Friday, June 28, 2024

A List of American popular social dances with a slow-quick-quick two-step rhythm, arranged from the slowest to the fastest tempo, including a beats per minute (BPM) range for each dance

1. Nightclub Two-Step

Tempo: Slow (60-70 BPM) Character: Nightclub Two-Step is smooth and flowing, often danced to contemporary ballads, emphasizing long, sweeping movements and a relaxed, romantic feel. Similarities: Like Tango and West Coast Swing, it focuses on smooth and controlled movements. Differences: It is slower and more flowing compared to the more rhythmically intricate dances like West Coast Swing and East Coast Swing.

2. Foxtrot

Tempo: Slow to Moderate. Foxtrot (120-136 BPM), Faster Foxtrot (145- 170bpm).  Character: Foxtrot is elegant and smooth, with continuous, flowing motion. It is characterized by long, gliding steps and a distinctive rise and fall. Similarities: Shares smooth, flowing movements with Nightclub Two-Step. Differences: More structured and formal, with a characteristic rise and fall that is not present in Nightclub Two-Step or Tango.

3. West Coast Swing

Tempo: Moderate to Fast (100-125 BPM) Character: West Coast Swing is versatile and smooth, with a distinctive elastic look. It is often danced to blues, R&B, and contemporary pop music. It features slot dancing, where the follower moves back and forth in a straight line. Similarities: Shares smooth, controlled movements with Nightclub Two-Step and Tango. Differences: More rhythmically intricate and playful, with a slot dancing style that distinguishes it from the more open styles of Foxtrot and Nightclub Two-Step.

4. East Coast Swing

Tempo: Moderate to Fast (136-144 BPM) Character: East Coast Swing is lively and upbeat, characterized by a bouncy feel and a lot of turns and spins. It is often danced to rock and roll, big band, and swing music. Similarities: Shares a playful and energetic feel with West Coast Swing. Differences: The bouncy and energetic nature of East Coast Swing contrasts with the smoother, more controlled style of West Coast Swing.
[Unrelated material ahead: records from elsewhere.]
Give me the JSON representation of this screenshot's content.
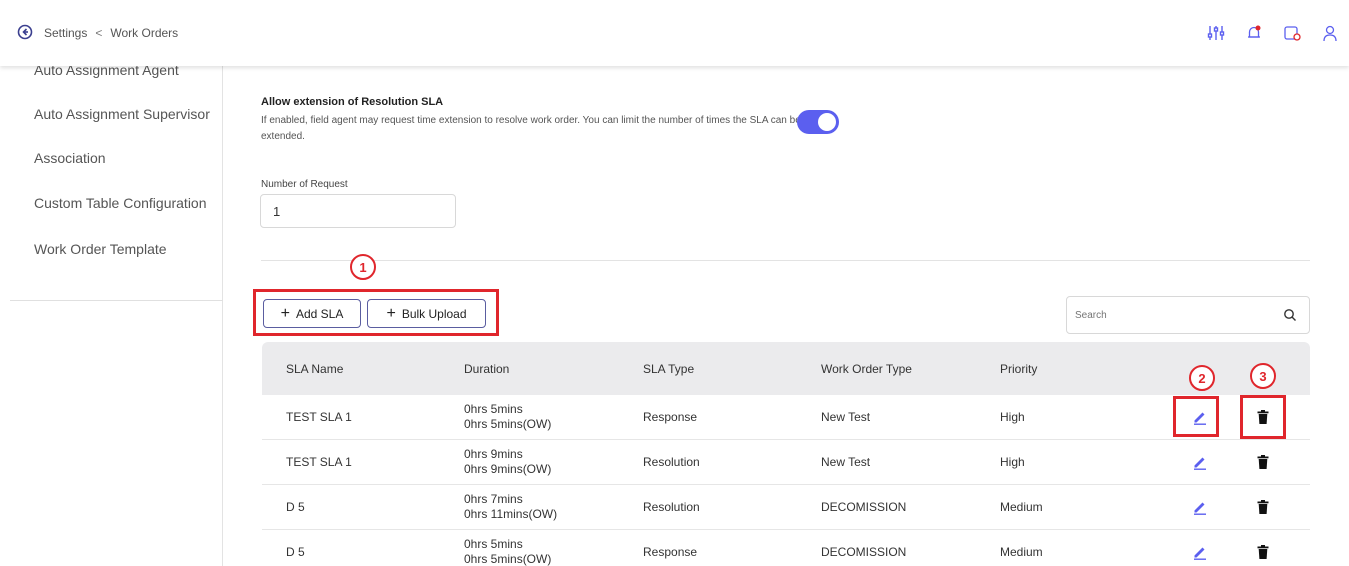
{
  "header": {
    "breadcrumb": [
      "Settings",
      "Work Orders"
    ],
    "separator": "<",
    "icons": [
      "back-icon",
      "filter-sliders-icon",
      "notification-bell-icon",
      "calendar-check-icon",
      "user-profile-icon"
    ]
  },
  "sidebar": {
    "items": [
      {
        "label": "Auto Assignment Agent"
      },
      {
        "label": "Auto Assignment Supervisor"
      },
      {
        "label": "Association"
      },
      {
        "label": "Custom Table Configuration"
      },
      {
        "label": "Work Order Template"
      }
    ]
  },
  "extension": {
    "title": "Allow extension of Resolution SLA",
    "description": "If enabled, field agent may request time extension to resolve work order. You can limit the number of times the SLA can be extended.",
    "toggle_on": true
  },
  "request": {
    "label": "Number of Request",
    "value": "1"
  },
  "actions": {
    "add_sla": "Add SLA",
    "bulk_upload": "Bulk Upload",
    "plus": "+"
  },
  "search": {
    "placeholder": "Search"
  },
  "annotations": {
    "marker_1": "1",
    "marker_2": "2",
    "marker_3": "3",
    "color": "#e0262c"
  },
  "table": {
    "columns": [
      "SLA Name",
      "Duration",
      "SLA Type",
      "Work Order Type",
      "Priority"
    ],
    "rows": [
      {
        "name": "TEST SLA 1",
        "duration": "0hrs 5mins",
        "duration_ow": "0hrs 5mins(OW)",
        "type": "Response",
        "wo_type": "New Test",
        "priority": "High"
      },
      {
        "name": "TEST SLA 1",
        "duration": "0hrs 9mins",
        "duration_ow": "0hrs 9mins(OW)",
        "type": "Resolution",
        "wo_type": "New Test",
        "priority": "High"
      },
      {
        "name": "D 5",
        "duration": "0hrs 7mins",
        "duration_ow": "0hrs 11mins(OW)",
        "type": "Resolution",
        "wo_type": "DECOMISSION",
        "priority": "Medium"
      },
      {
        "name": "D 5",
        "duration": "0hrs 5mins",
        "duration_ow": "0hrs 5mins(OW)",
        "type": "Response",
        "wo_type": "DECOMISSION",
        "priority": "Medium"
      }
    ]
  },
  "colors": {
    "accent": "#5b5fef",
    "edit_icon": "#5b5fef",
    "header_bg": "#ebebed"
  }
}
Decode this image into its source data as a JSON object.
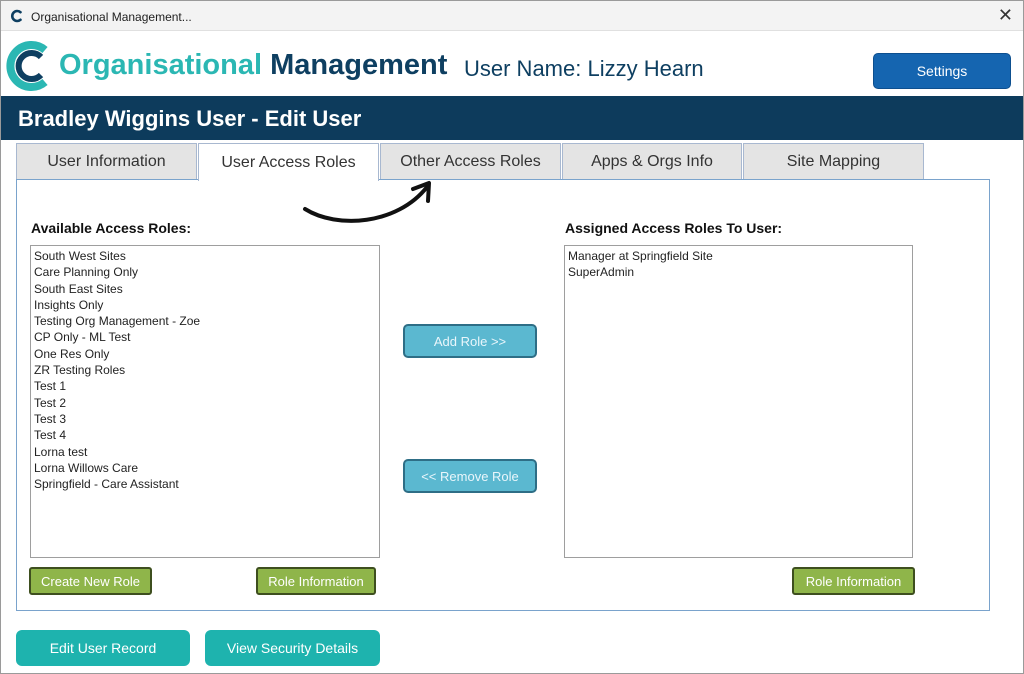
{
  "window": {
    "title": "Organisational Management..."
  },
  "brand": {
    "part1": "Organisational",
    "part2": "Management"
  },
  "user": {
    "label": "User Name: Lizzy Hearn"
  },
  "settings_label": "Settings",
  "page": {
    "title": "Bradley Wiggins User - Edit User"
  },
  "tabs": [
    {
      "label": "User Information",
      "active": false
    },
    {
      "label": "User Access Roles",
      "active": true
    },
    {
      "label": "Other Access Roles",
      "active": false
    },
    {
      "label": "Apps & Orgs Info",
      "active": false
    },
    {
      "label": "Site Mapping",
      "active": false
    }
  ],
  "available": {
    "label": "Available Access Roles:",
    "items": [
      "South West Sites",
      "Care Planning Only",
      "South East Sites",
      "Insights Only",
      "Testing Org Management - Zoe",
      "CP Only - ML Test",
      "One Res Only",
      "ZR Testing Roles",
      "Test 1",
      "Test 2",
      "Test 3",
      "Test 4",
      "Lorna test",
      "Lorna Willows Care",
      "Springfield - Care Assistant"
    ],
    "create_label": "Create New Role",
    "info_label": "Role Information"
  },
  "assigned": {
    "label": "Assigned Access Roles To User:",
    "items": [
      "Manager at Springfield Site",
      "SuperAdmin"
    ],
    "info_label": "Role Information"
  },
  "actions": {
    "add_label": "Add Role >>",
    "remove_label": "<< Remove Role"
  },
  "footer": {
    "edit_label": "Edit User Record",
    "security_label": "View Security Details"
  },
  "colors": {
    "brand_teal": "#2bb7b3",
    "brand_navy": "#0e3f61",
    "header_bg": "#0d3b5c",
    "settings_bg": "#1565b0",
    "green_btn": "#8fb54a",
    "teal_btn": "#1eb3ae"
  }
}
5. Milonga

Tempo: Fast (100-130 BPM) Character: Milonga is lively and playful, often considered the faster, more rhythmic cousin of Tango. It features quick steps and a lot of rhythmic play. Similarities: Shares the close connection and some steps with Tango. Differences: Faster and more rhythmic, with less emphasis on the dramatic, staccato movements of Tango.

6. Charleston

Tempo: Fast (200-300 BPM) Character: Charleston is energetic and exuberant, characterized by its distinctive kick steps and swinging arms. It originated in the 1920s and is often danced to jazz music. Similarities: Shares an upbeat and lively character with East Coast Swing. Differences: The kick steps and exuberant style of Charleston set it apart from the more partner-focused East Coast Swing.

7. Balboa

Tempo: Fastest (180-250 BPM) Character: Balboa is a fast-paced and smooth dance that originated in Southern California. It is characterized by its close hold and intricate footwork, often danced to fast swing music. Similarities: Like Charleston, it is danced to fast music and has a lively character. Differences: The close hold and intricate footwork of Balboa make it distinct from the more open and exuberant style of Charleston.

Summary of Similarities and Differences:

  • Similarities: All these dances share a slow-quick-quick rhythm and involve partner connection, smooth movements, and a blend of rhythm and fluidity.
  • Differences: Their tempos vary significantly, influencing the dance's energy and complexity. Nightclub Two-Step, Foxtrot, and Tango are slower and more controlled, focusing on smooth and connected movements. West Coast Swing and East Coast Swing blend rhythm and playfulness with moderate to fast tempos. Milonga, Charleston, and Balboa are faster and more energetic, each with unique stylistic elements that set them apart from the others.

No comments: